By the end of the election, 25 million voters had cast ballots, Ahram Online said.
The election was called amid a turbulent political year in Egypt. Former President Mohamed Morsy was removed from power in July in a popular military coup. El-Sisi, who was army chief at the time, stepped down from his military post this year to run for president.
Fairness questioned
Human Rights Watch said Egypt's 10-month-long crackdown on the opposition impeded the fairness of the presidential elections.
"The mass arrests of thousands of political dissidents, whether Islamist or secular, has all but shut down the political arena and stripped these elections of real meaning," the group's Middle East director, Sarah Leah Whitson, said in a statement Wednesday.
Vote extension criticized
Both candidates had criticized the extra day of voting Wednesday and had filed complaints.
"Extending the voting period for no real plausible reason will open the door to possible vote violations and rigging," said Hussein Abdel Ghany, a top adviser to Sabahy.
Question of legitimacy
Politicians, officials and the media have emphasized the importance of a high turnout for el-Sisi's future legitimacy.
Analysts have said he would want to beat the turnout rate of the 2012 presidential elections, which was 46% in the first round and increased to 51.8% (25.5 million).

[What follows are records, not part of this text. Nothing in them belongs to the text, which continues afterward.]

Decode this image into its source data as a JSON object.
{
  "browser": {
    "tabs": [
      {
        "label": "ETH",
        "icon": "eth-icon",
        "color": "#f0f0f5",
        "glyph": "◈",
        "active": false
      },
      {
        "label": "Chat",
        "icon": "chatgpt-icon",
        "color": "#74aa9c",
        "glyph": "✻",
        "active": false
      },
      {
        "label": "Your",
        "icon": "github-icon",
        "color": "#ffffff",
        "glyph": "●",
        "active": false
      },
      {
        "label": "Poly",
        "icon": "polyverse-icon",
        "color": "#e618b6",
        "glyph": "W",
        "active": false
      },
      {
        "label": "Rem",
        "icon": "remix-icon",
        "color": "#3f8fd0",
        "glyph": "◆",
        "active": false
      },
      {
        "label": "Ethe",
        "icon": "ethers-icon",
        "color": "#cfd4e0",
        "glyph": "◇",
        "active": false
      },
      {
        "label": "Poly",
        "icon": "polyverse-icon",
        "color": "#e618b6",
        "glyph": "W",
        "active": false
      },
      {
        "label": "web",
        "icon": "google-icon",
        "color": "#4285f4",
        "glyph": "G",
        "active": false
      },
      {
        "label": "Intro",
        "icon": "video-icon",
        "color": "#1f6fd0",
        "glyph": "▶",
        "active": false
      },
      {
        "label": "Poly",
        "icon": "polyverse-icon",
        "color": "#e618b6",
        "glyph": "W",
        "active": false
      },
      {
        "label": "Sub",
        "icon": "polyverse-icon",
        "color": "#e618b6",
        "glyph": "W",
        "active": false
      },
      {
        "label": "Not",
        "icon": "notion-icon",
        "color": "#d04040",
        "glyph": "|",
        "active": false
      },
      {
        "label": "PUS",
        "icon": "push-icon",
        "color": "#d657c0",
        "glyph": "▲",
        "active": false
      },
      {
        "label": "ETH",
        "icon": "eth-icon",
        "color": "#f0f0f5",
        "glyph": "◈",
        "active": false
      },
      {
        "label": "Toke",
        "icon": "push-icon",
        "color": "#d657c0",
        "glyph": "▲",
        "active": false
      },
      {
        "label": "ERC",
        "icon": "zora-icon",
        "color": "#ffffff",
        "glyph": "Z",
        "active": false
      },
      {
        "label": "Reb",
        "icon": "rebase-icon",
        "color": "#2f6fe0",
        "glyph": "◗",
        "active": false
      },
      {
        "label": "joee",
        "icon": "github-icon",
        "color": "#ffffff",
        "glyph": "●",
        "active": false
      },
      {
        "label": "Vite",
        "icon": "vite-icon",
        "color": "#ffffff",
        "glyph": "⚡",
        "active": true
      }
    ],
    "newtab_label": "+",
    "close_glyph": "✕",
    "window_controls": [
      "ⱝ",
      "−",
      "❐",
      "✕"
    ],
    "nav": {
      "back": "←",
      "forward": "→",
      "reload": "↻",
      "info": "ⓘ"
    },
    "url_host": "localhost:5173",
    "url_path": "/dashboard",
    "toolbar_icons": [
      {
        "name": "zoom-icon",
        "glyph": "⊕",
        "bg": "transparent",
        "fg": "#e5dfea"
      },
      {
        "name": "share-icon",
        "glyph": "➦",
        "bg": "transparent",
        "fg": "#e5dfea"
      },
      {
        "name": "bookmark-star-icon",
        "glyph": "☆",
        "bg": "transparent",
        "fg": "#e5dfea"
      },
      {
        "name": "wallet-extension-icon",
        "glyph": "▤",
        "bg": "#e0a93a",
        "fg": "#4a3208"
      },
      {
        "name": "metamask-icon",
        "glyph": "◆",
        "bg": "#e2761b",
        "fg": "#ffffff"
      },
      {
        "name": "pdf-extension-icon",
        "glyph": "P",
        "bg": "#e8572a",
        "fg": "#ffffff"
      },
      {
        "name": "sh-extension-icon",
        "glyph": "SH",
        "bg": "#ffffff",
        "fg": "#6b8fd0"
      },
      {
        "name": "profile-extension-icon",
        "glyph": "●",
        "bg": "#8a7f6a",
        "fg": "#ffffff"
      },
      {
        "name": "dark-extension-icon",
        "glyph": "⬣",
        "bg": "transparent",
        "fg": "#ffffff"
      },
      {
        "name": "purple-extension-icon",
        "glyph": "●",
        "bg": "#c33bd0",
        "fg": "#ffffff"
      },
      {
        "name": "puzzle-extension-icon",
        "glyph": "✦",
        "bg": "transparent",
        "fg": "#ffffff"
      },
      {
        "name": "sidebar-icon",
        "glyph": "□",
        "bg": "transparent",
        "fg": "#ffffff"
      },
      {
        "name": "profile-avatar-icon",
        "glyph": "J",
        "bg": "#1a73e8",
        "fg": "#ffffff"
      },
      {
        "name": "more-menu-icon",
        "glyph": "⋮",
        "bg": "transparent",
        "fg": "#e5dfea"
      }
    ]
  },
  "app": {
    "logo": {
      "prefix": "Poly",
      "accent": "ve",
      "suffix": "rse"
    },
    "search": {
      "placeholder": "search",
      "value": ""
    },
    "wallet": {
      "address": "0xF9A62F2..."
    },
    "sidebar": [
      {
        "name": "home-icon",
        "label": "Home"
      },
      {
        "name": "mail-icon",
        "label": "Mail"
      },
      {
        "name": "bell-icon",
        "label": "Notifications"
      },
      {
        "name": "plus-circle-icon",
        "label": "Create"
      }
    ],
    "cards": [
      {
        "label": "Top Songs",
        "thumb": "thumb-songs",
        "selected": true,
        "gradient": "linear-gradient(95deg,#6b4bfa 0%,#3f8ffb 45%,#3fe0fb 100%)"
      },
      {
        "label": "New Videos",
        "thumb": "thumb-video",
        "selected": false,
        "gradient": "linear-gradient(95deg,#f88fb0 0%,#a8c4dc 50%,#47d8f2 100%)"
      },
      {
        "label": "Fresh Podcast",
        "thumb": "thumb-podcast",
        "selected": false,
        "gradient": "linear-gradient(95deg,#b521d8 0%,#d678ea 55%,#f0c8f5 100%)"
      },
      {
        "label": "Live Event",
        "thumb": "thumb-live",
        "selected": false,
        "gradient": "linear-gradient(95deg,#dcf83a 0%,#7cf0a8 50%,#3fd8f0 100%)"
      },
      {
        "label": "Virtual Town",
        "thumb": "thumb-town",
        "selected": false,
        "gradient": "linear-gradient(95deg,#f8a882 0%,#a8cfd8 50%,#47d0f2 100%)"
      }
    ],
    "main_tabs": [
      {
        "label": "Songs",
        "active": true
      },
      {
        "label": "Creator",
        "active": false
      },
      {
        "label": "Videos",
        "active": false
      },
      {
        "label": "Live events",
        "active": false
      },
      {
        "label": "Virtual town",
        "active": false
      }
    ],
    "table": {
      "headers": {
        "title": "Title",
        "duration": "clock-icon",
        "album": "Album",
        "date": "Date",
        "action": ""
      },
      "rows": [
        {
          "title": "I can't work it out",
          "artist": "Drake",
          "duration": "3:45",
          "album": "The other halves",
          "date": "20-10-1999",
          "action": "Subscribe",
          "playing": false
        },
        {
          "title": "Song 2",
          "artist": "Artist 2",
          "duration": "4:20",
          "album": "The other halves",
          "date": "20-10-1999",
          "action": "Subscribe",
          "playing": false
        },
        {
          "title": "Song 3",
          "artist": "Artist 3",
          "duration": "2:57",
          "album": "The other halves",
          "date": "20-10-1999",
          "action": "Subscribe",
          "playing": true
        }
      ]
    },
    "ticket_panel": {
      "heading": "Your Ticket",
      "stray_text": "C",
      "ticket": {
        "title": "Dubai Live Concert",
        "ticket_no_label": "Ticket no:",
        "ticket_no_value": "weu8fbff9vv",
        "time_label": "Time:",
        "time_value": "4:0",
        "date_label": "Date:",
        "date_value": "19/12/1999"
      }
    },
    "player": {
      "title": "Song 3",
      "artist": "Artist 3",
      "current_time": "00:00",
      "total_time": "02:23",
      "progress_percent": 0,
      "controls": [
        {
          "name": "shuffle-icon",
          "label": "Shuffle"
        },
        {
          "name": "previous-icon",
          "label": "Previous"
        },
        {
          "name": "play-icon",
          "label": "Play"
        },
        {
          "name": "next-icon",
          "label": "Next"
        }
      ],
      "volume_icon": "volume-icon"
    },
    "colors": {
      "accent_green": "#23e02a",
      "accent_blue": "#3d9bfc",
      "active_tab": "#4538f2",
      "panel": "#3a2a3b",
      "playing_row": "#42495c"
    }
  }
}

El-Sisi's real battle, it appeared, was for a high turnout -- not against Sabahy.